So weave your needs in with God’s kingdom as you pray. Always keep the Kingdom of God in mind. If you need finances, frame that in the context of the Kingdom. “God, I want to take care of my needs and also be a blessing to your Kingdom and to others.” Get a Kingdom vision.
If you are praying for health, weave that to God’s Kingdom. God, I am asking for new health and strength so that I can use that strength to glorify your name, to serve your people, and praise your name.
Jesus said when you put God’s kingdom first, God will take care of your needs. Just look at how God is meeting the needs of Zechariah and Elizabeth, even has he is preparing to bring salvation into the world.
Fourth, faithfulness matters. God sees Zechariah and Elizabeth’s faithfulness. Zechariah may not have had the greatest faith (even in the face of an angelic visitation), but he was faithful. God meets us on the road to faithfulness. This vision came to Zechariah as he was doing what he was asked to do. It would have been easy for this couple to give up along the way through all the disappointments. But they kept being faithful.
Keep praying. Keep serving. Keep witnessing. Keep giving. I am not telling you that the Angel Gabriel is going to appear to you, but I am saying the road of faithfulness is where your answers are going to come.
There is so much in this story today of God’s perfect timing. It reminds me of what Paul says to us in Galatians:
Let us not become weary in doing good, for at the proper time we will reap a harvest if we do not give up.Galatians 6:9

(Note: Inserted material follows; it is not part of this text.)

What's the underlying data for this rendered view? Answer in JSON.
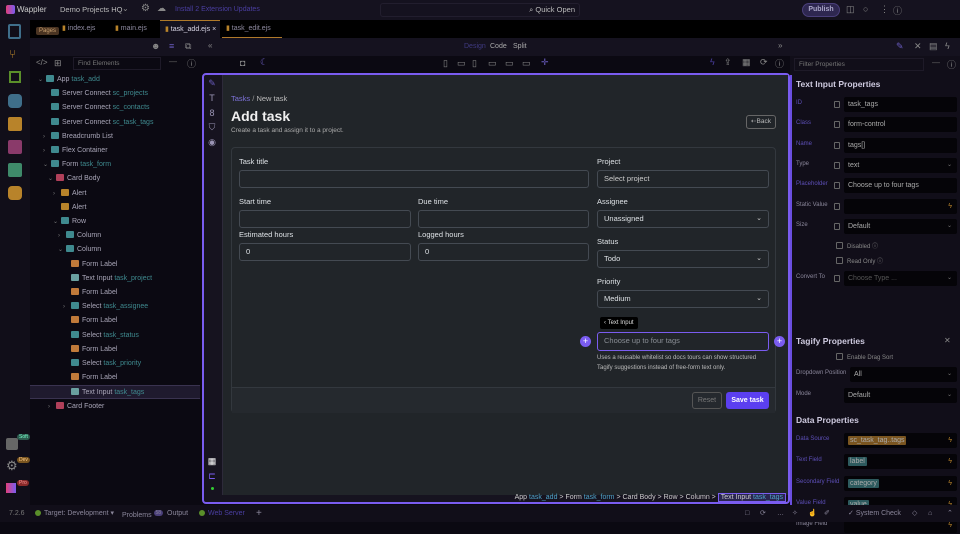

If we do the ordinary stuff with an eye to God’s Kingdom and glory, God will do the extraordinary. Sometimes we feel like we need to produce the “wow factor.” That is God’s department. Our part is faithfulness.

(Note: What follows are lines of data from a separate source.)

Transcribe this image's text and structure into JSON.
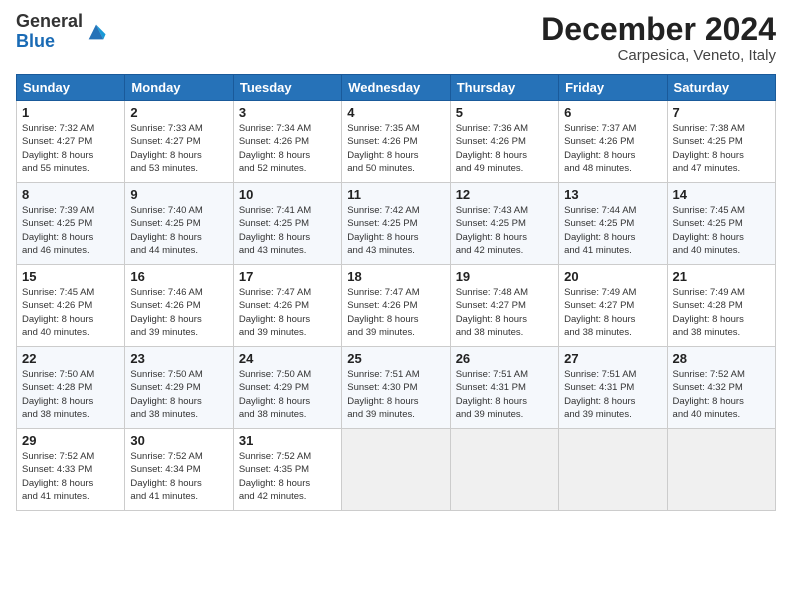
{
  "header": {
    "logo_line1": "General",
    "logo_line2": "Blue",
    "month": "December 2024",
    "location": "Carpesica, Veneto, Italy"
  },
  "weekdays": [
    "Sunday",
    "Monday",
    "Tuesday",
    "Wednesday",
    "Thursday",
    "Friday",
    "Saturday"
  ],
  "weeks": [
    [
      {
        "day": "1",
        "info": "Sunrise: 7:32 AM\nSunset: 4:27 PM\nDaylight: 8 hours\nand 55 minutes."
      },
      {
        "day": "2",
        "info": "Sunrise: 7:33 AM\nSunset: 4:27 PM\nDaylight: 8 hours\nand 53 minutes."
      },
      {
        "day": "3",
        "info": "Sunrise: 7:34 AM\nSunset: 4:26 PM\nDaylight: 8 hours\nand 52 minutes."
      },
      {
        "day": "4",
        "info": "Sunrise: 7:35 AM\nSunset: 4:26 PM\nDaylight: 8 hours\nand 50 minutes."
      },
      {
        "day": "5",
        "info": "Sunrise: 7:36 AM\nSunset: 4:26 PM\nDaylight: 8 hours\nand 49 minutes."
      },
      {
        "day": "6",
        "info": "Sunrise: 7:37 AM\nSunset: 4:26 PM\nDaylight: 8 hours\nand 48 minutes."
      },
      {
        "day": "7",
        "info": "Sunrise: 7:38 AM\nSunset: 4:25 PM\nDaylight: 8 hours\nand 47 minutes."
      }
    ],
    [
      {
        "day": "8",
        "info": "Sunrise: 7:39 AM\nSunset: 4:25 PM\nDaylight: 8 hours\nand 46 minutes."
      },
      {
        "day": "9",
        "info": "Sunrise: 7:40 AM\nSunset: 4:25 PM\nDaylight: 8 hours\nand 44 minutes."
      },
      {
        "day": "10",
        "info": "Sunrise: 7:41 AM\nSunset: 4:25 PM\nDaylight: 8 hours\nand 43 minutes."
      },
      {
        "day": "11",
        "info": "Sunrise: 7:42 AM\nSunset: 4:25 PM\nDaylight: 8 hours\nand 43 minutes."
      },
      {
        "day": "12",
        "info": "Sunrise: 7:43 AM\nSunset: 4:25 PM\nDaylight: 8 hours\nand 42 minutes."
      },
      {
        "day": "13",
        "info": "Sunrise: 7:44 AM\nSunset: 4:25 PM\nDaylight: 8 hours\nand 41 minutes."
      },
      {
        "day": "14",
        "info": "Sunrise: 7:45 AM\nSunset: 4:25 PM\nDaylight: 8 hours\nand 40 minutes."
      }
    ],
    [
      {
        "day": "15",
        "info": "Sunrise: 7:45 AM\nSunset: 4:26 PM\nDaylight: 8 hours\nand 40 minutes."
      },
      {
        "day": "16",
        "info": "Sunrise: 7:46 AM\nSunset: 4:26 PM\nDaylight: 8 hours\nand 39 minutes."
      },
      {
        "day": "17",
        "info": "Sunrise: 7:47 AM\nSunset: 4:26 PM\nDaylight: 8 hours\nand 39 minutes."
      },
      {
        "day": "18",
        "info": "Sunrise: 7:47 AM\nSunset: 4:26 PM\nDaylight: 8 hours\nand 39 minutes."
      },
      {
        "day": "19",
        "info": "Sunrise: 7:48 AM\nSunset: 4:27 PM\nDaylight: 8 hours\nand 38 minutes."
      },
      {
        "day": "20",
        "info": "Sunrise: 7:49 AM\nSunset: 4:27 PM\nDaylight: 8 hours\nand 38 minutes."
      },
      {
        "day": "21",
        "info": "Sunrise: 7:49 AM\nSunset: 4:28 PM\nDaylight: 8 hours\nand 38 minutes."
      }
    ],
    [
      {
        "day": "22",
        "info": "Sunrise: 7:50 AM\nSunset: 4:28 PM\nDaylight: 8 hours\nand 38 minutes."
      },
      {
        "day": "23",
        "info": "Sunrise: 7:50 AM\nSunset: 4:29 PM\nDaylight: 8 hours\nand 38 minutes."
      },
      {
        "day": "24",
        "info": "Sunrise: 7:50 AM\nSunset: 4:29 PM\nDaylight: 8 hours\nand 38 minutes."
      },
      {
        "day": "25",
        "info": "Sunrise: 7:51 AM\nSunset: 4:30 PM\nDaylight: 8 hours\nand 39 minutes."
      },
      {
        "day": "26",
        "info": "Sunrise: 7:51 AM\nSunset: 4:31 PM\nDaylight: 8 hours\nand 39 minutes."
      },
      {
        "day": "27",
        "info": "Sunrise: 7:51 AM\nSunset: 4:31 PM\nDaylight: 8 hours\nand 39 minutes."
      },
      {
        "day": "28",
        "info": "Sunrise: 7:52 AM\nSunset: 4:32 PM\nDaylight: 8 hours\nand 40 minutes."
      }
    ],
    [
      {
        "day": "29",
        "info": "Sunrise: 7:52 AM\nSunset: 4:33 PM\nDaylight: 8 hours\nand 41 minutes."
      },
      {
        "day": "30",
        "info": "Sunrise: 7:52 AM\nSunset: 4:34 PM\nDaylight: 8 hours\nand 41 minutes."
      },
      {
        "day": "31",
        "info": "Sunrise: 7:52 AM\nSunset: 4:35 PM\nDaylight: 8 hours\nand 42 minutes."
      },
      {
        "day": "",
        "info": ""
      },
      {
        "day": "",
        "info": ""
      },
      {
        "day": "",
        "info": ""
      },
      {
        "day": "",
        "info": ""
      }
    ]
  ]
}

Keep connecting with worship online. Keeping coming for Holy Communion, even when we have to do it a different way. Keep praying the Lord’s Prayer with us at noon each day. Keep giving, Keep serving. Keep forgiving.
God’s fire falls on the faithful. The story of Zechariah and Elizabeth shows us that, when we consistently do the ordinary, God does the extraordinary… in his perfect timing.